New form of autism found" went one of the headlines reporting on the paper by Dora C. Tărlungeanu and colleagues  and findings that "elucidate a neurological syndrome defined by SLC7A5 mutations and support an essential role for the BCAA [branched-chain amino acids] in human brain function." This work continues a rather important research story talking about how one 'type' of autism might have some important roots in relation to the branched-chain amino acids and their metabolism (see here and see here for more information).
So, mice were the focus on the paper by Tărlungeanu et al (including one Gaia Novarino on the authorship list) and an extension of the idea that the BCAAs may play an important role in some autism in these days of the plural 'autisms' (see here). SLC7A5 represents a gene that codes for a protein involved in the transport of BCAAs into the brain among other things. Researchers studied mice who were genetically 'edited' to present with a "deletion of Slc7a5 from the endothelial cells of the BBB [blood-brain barrier]." In effect, the area of the body where SLC7A5 serves those important transport duties, a hold-my-hand partner was missing resulting in lower brain levels of the BCAAS.
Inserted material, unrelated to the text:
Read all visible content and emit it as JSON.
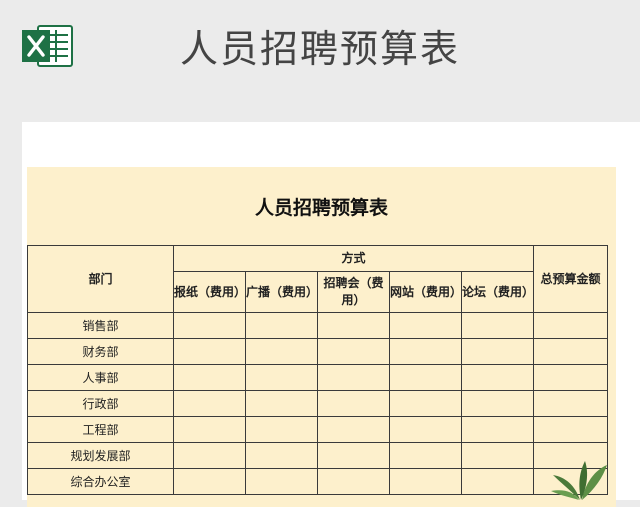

Researchers noted a few important things in those SLC7A5-missing mice; not least in relation to their mouse behaviour(s) and how bearing in mind mice are mice not people, they seemed to present with behavioural issues not a million miles away from that noted in relation to autism. 'Social interaction' was as I understand it, something potentially affected in those SLC7A5-missing mice. Further: "we identified several patients with autistic traits and motor delay carrying deleterious homozygous mutations in the SLC7A5 gene" suggesting that their results might stretch to people too.
And then something else that might eventually be important: "we demonstrate that BCAA intracerebroventricular administration ameliorates abnormal behaviors in adult mutant mice." Intracerebroventricular administration basically means an injection straight into the brain. After a few weeks of such injections, researchers noted that mouse behaviours began to change coincidental to the direct administration of those BCAAs.
This is interesting research. I know that not everyone on the autism spectrum presents with issues with the BCAAs (as far as we know). But in these days of increasing plurality when it comes to autism coupled to the rise and rise of study on the various inborn errors of metabolism in relation to autism (see here), this could be pertinent to at least one type of autism. I also appreciate that 'brain injections' of something like BCAAs are not exactly a desirable option for anyone so there is still some work to do in terms of how to correct any central BCAA deficiency if and when identified. Talk about a possible relationship between the BBB and autism in the Tărlungeanu paper also continues a theme (see here) where this important barrier separating the brain from the other contents of the body (and indeed, the outside world) might represent something potentially quite important to autism (see here) and indeed, with 'transporters' also in mind (see here).
Much more research is implied.
 Tărlungeanu DC. et al. Impaired Amino Acid Transport at the Blood Brain Barrier Is a Cause of Autism Spectrum Disorder. Cell. 2016. Dec 1.
Tărlungeanu, D., Deliu, E., Dotter, C., Kara, M., Janiesch, P., Scalise, M., Galluccio, M., Tesulov, M., Morelli, E., Sonmez, F., Bilguvar, K., Ohgaki, R., Kanai, Y., Johansen, A., Esharif, S., Ben-Omran, T., Topcu, M., Schlessinger, A., Indiveri, C., Duncan, K., Caglayan, A., Gunel, M., Gleeson, J., & Novarino, G. (2016). Impaired Amino Acid Transport at the Blood Brain Barrier Is a Cause of Autism Spectrum Disorder Cell, 167 (6), 1481-2147483647 DOI: 10.1016/j.cell.2016.11.013